DATA IN THIS EXERCISE:
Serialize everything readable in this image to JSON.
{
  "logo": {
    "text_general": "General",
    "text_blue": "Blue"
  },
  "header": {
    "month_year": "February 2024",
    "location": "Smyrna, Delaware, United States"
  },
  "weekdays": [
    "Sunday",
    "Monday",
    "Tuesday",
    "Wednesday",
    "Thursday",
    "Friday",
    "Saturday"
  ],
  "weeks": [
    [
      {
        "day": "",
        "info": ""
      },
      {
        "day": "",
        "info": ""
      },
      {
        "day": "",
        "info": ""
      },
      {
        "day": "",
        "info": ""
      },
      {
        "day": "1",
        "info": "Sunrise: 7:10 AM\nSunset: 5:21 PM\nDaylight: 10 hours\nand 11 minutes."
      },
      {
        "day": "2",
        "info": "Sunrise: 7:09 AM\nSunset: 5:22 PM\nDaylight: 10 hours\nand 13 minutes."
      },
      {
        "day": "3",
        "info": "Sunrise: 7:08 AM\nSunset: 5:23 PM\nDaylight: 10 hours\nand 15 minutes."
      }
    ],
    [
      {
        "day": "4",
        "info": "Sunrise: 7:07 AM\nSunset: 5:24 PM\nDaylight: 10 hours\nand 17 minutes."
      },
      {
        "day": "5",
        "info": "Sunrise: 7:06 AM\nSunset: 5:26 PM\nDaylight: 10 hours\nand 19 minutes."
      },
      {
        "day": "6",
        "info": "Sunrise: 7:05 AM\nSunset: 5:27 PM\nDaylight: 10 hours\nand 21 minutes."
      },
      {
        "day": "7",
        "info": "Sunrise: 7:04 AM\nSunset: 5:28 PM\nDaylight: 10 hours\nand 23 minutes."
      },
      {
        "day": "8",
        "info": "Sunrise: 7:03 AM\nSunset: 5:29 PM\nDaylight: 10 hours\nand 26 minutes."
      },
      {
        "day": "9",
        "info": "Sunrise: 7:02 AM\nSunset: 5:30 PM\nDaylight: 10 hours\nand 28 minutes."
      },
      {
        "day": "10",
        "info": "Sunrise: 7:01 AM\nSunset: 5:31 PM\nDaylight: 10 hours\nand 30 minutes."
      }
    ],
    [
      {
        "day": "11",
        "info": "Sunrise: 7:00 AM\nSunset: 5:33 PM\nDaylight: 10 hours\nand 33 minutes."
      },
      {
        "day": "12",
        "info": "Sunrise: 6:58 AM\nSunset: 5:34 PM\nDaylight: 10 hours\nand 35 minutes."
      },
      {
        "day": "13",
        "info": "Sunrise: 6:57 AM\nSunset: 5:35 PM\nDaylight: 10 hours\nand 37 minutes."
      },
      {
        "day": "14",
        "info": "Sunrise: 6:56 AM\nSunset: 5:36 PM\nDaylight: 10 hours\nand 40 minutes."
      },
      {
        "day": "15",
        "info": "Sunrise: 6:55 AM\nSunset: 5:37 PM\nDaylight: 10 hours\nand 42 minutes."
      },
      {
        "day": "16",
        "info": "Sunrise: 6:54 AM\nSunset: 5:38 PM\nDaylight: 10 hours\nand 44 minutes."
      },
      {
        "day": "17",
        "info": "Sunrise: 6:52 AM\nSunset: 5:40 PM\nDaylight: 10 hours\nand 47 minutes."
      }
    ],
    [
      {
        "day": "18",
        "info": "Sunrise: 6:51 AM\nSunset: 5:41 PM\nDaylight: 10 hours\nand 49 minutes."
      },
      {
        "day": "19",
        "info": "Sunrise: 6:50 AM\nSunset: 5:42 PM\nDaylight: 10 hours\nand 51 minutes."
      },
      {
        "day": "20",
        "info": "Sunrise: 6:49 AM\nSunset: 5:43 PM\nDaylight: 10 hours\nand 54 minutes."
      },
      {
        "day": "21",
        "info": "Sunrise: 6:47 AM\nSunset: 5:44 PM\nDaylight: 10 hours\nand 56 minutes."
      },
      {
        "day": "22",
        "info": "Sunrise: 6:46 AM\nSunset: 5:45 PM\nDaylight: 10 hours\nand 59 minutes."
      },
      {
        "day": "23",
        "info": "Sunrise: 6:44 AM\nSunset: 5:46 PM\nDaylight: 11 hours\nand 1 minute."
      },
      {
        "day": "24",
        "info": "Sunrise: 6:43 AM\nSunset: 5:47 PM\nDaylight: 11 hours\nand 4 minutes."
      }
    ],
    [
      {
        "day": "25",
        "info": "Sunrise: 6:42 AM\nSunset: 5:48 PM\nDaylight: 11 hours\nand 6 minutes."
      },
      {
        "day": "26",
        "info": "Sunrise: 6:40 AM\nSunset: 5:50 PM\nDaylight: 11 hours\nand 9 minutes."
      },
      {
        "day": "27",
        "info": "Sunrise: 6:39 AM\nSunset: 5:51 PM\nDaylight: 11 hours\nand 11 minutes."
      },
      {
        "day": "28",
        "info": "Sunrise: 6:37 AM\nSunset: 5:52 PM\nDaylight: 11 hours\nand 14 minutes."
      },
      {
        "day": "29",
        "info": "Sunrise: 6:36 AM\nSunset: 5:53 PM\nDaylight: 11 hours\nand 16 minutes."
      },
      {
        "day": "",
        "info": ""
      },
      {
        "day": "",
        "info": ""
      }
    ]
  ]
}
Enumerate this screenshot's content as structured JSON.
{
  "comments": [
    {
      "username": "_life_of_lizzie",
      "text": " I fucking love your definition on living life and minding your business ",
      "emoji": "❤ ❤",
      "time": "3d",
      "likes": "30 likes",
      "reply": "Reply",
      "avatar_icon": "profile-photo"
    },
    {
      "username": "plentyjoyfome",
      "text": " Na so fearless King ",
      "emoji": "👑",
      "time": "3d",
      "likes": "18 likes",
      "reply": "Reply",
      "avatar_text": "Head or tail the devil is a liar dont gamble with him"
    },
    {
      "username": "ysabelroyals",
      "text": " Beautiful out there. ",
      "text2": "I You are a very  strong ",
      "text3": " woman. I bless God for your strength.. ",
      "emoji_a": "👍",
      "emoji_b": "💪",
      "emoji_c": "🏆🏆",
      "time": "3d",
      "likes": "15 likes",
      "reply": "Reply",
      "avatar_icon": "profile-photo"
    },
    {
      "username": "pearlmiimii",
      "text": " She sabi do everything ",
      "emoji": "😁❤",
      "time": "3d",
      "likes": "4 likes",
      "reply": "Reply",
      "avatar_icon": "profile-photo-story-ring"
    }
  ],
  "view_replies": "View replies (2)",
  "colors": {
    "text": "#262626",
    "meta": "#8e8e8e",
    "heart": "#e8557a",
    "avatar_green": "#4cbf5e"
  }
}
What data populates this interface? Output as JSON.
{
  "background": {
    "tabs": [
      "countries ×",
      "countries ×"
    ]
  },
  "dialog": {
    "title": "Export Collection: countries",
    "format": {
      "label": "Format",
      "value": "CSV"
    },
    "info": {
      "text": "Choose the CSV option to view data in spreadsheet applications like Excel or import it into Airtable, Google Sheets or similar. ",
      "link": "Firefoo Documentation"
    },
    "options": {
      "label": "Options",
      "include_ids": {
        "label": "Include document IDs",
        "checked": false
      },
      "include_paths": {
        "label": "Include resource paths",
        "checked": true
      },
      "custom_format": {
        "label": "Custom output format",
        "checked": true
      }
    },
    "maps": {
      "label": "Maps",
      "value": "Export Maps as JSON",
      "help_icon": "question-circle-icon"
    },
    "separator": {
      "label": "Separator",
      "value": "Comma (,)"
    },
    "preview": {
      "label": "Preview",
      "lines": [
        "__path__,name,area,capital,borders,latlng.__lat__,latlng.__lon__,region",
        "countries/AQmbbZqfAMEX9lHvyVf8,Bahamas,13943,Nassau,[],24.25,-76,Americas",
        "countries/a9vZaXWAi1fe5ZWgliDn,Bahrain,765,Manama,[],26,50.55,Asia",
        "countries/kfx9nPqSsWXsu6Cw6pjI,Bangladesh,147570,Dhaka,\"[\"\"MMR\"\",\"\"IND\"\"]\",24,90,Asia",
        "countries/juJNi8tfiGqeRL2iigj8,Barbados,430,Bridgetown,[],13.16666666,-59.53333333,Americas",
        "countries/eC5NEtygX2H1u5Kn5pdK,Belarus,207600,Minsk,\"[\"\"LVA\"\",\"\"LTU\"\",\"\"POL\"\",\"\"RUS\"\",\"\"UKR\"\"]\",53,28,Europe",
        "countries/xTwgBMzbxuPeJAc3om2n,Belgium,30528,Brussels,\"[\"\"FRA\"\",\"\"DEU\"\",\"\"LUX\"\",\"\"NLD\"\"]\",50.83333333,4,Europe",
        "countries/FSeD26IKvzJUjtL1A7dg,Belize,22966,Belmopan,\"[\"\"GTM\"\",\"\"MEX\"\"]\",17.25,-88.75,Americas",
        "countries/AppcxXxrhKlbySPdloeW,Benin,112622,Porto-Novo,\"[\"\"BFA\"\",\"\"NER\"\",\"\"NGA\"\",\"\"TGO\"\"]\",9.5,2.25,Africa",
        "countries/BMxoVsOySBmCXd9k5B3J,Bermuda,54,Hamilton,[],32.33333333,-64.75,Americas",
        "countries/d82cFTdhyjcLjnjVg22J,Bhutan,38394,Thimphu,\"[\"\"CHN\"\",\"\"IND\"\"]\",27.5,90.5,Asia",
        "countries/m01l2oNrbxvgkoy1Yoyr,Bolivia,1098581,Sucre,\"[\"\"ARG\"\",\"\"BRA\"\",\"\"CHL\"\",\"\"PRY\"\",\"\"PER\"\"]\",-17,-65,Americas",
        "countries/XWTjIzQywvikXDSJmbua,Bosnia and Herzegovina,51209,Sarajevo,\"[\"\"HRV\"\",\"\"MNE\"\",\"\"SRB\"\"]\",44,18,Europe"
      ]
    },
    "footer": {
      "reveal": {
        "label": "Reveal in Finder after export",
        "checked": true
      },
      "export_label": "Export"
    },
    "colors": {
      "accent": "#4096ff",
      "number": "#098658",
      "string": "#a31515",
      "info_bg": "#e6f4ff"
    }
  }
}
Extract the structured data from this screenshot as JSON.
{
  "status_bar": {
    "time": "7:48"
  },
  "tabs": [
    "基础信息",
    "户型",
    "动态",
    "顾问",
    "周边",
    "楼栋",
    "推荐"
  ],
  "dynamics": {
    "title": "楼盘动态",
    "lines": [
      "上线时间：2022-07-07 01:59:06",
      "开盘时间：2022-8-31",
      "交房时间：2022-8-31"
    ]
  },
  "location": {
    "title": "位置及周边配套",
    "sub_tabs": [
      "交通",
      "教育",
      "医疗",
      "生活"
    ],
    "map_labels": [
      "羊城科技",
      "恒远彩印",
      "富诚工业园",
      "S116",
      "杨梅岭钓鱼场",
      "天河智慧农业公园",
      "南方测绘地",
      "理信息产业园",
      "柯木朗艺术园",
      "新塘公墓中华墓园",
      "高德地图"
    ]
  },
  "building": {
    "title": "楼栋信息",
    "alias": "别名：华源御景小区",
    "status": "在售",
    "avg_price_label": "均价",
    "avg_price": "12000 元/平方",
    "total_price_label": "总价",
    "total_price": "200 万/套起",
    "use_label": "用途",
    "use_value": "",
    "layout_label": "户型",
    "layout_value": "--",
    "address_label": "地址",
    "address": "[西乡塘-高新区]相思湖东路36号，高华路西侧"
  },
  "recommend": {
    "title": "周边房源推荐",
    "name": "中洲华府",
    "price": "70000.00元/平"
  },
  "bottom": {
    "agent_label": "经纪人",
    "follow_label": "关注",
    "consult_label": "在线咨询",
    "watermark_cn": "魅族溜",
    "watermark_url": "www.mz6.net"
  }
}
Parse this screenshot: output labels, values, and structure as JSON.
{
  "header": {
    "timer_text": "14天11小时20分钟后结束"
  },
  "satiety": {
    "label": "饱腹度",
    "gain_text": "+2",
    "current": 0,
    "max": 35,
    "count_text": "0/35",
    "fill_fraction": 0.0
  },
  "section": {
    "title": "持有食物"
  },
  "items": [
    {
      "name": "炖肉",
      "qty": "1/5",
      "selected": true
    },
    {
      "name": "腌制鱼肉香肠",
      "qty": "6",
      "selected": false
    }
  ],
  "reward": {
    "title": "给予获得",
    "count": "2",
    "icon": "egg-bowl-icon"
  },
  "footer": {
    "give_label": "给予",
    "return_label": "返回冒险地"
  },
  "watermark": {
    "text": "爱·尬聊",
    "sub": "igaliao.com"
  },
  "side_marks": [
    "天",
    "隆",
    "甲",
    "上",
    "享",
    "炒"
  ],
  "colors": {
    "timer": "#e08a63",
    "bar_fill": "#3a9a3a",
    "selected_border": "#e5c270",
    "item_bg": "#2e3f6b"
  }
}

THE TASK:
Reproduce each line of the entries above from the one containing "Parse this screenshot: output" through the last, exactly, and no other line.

FINISHED TASK:
Parse this screenshot: output labels, values, and structure as JSON.
{
  "header": {
    "timer_text": "14天11小时20分钟后结束"
  },
  "satiety": {
    "label": "饱腹度",
    "gain_text": "+2",
    "current": 0,
    "max": 35,
    "count_text": "0/35",
    "fill_fraction": 0.0
  },
  "section": {
    "title": "持有食物"
  },
  "items": [
    {
      "name": "炖肉",
      "qty": "1/5",
      "selected": true
    },
    {
      "name": "腌制鱼肉香肠",
      "qty": "6",
      "selected": false
    }
  ],
  "reward": {
    "title": "给予获得",
    "count": "2",
    "icon": "egg-bowl-icon"
  },
  "footer": {
    "give_label": "给予",
    "return_label": "返回冒险地"
  },
  "watermark": {
    "text": "爱·尬聊",
    "sub": "igaliao.com"
  },
  "side_marks": [
    "天",
    "隆",
    "甲",
    "上",
    "享",
    "炒"
  ],
  "colors": {
    "timer": "#e08a63",
    "bar_fill": "#3a9a3a",
    "selected_border": "#e5c270",
    "item_bg": "#2e3f6b"
  }
}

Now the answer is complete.